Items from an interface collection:

* * * * * * * * *

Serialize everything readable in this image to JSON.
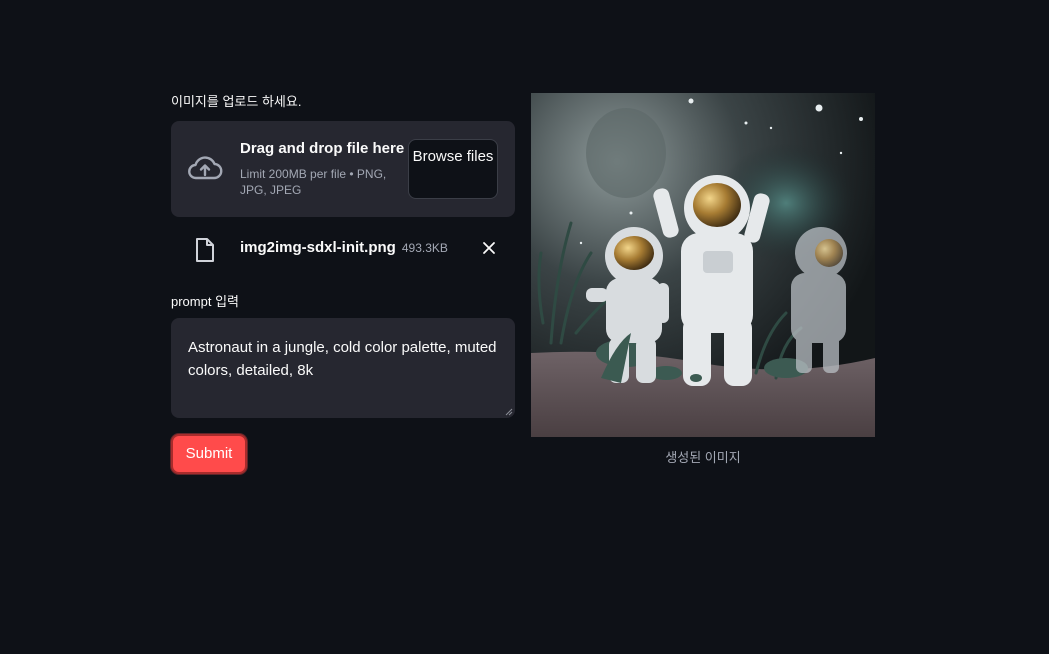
{
  "uploader": {
    "label": "이미지를 업로드 하세요.",
    "dropzone_title": "Drag and drop file here",
    "dropzone_limit": "Limit 200MB per file • PNG, JPG, JPEG",
    "browse_label": "Browse files",
    "icon": "cloud-upload-icon"
  },
  "uploaded_file": {
    "name": "img2img-sdxl-init.png",
    "size": "493.3KB",
    "icon": "file-icon",
    "remove_icon": "close-icon"
  },
  "prompt": {
    "label": "prompt 입력",
    "value": "Astronaut in a jungle, cold color palette, muted colors, detailed, 8k"
  },
  "submit_label": "Submit",
  "output": {
    "caption": "생성된 이미지"
  },
  "colors": {
    "background": "#0e1117",
    "panel": "#262730",
    "accent": "#ff4b4b",
    "muted_text": "#a3a8b4"
  }
}
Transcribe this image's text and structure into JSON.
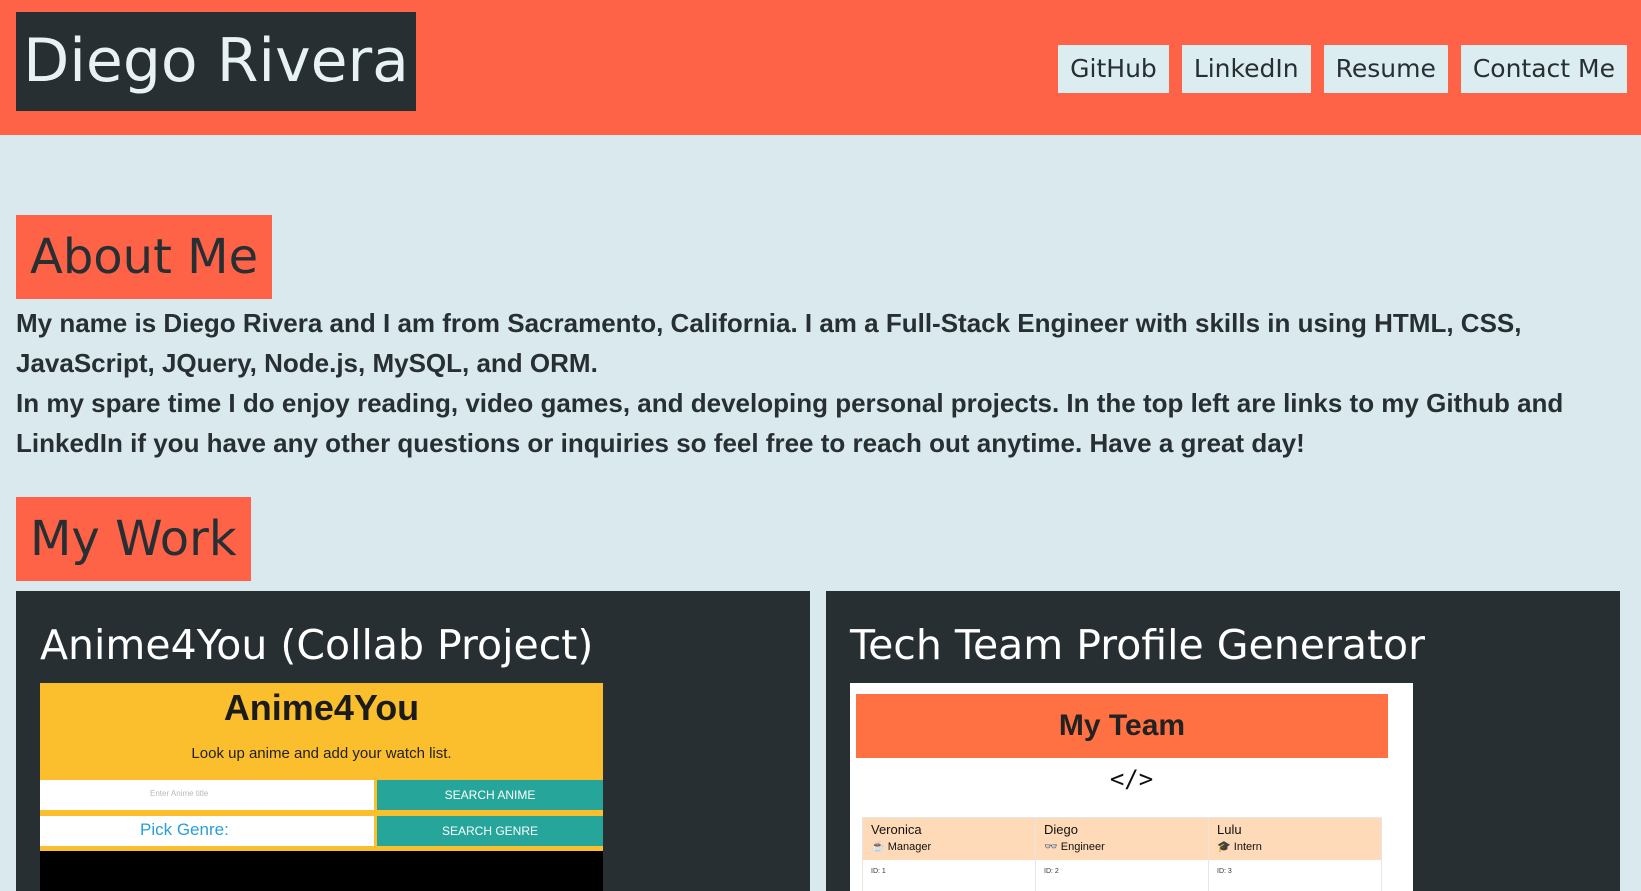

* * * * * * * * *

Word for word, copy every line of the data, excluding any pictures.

Serialize everything readable in this image to JSON.
{
  "uploader": {
    "label": "이미지를 업로드 하세요.",
    "dropzone_title": "Drag and drop file here",
    "dropzone_limit": "Limit 200MB per file • PNG, JPG, JPEG",
    "browse_label": "Browse files",
    "icon": "cloud-upload-icon"
  },
  "uploaded_file": {
    "name": "img2img-sdxl-init.png",
    "size": "493.3KB",
    "icon": "file-icon",
    "remove_icon": "close-icon"
  },
  "prompt": {
    "label": "prompt 입력",
    "value": "Astronaut in a jungle, cold color palette, muted colors, detailed, 8k"
  },
  "submit_label": "Submit",
  "output": {
    "caption": "생성된 이미지"
  },
  "colors": {
    "background": "#0e1117",
    "panel": "#262730",
    "accent": "#ff4b4b",
    "muted_text": "#a3a8b4"
  }
}
Transcribe this image's text and structure into JSON.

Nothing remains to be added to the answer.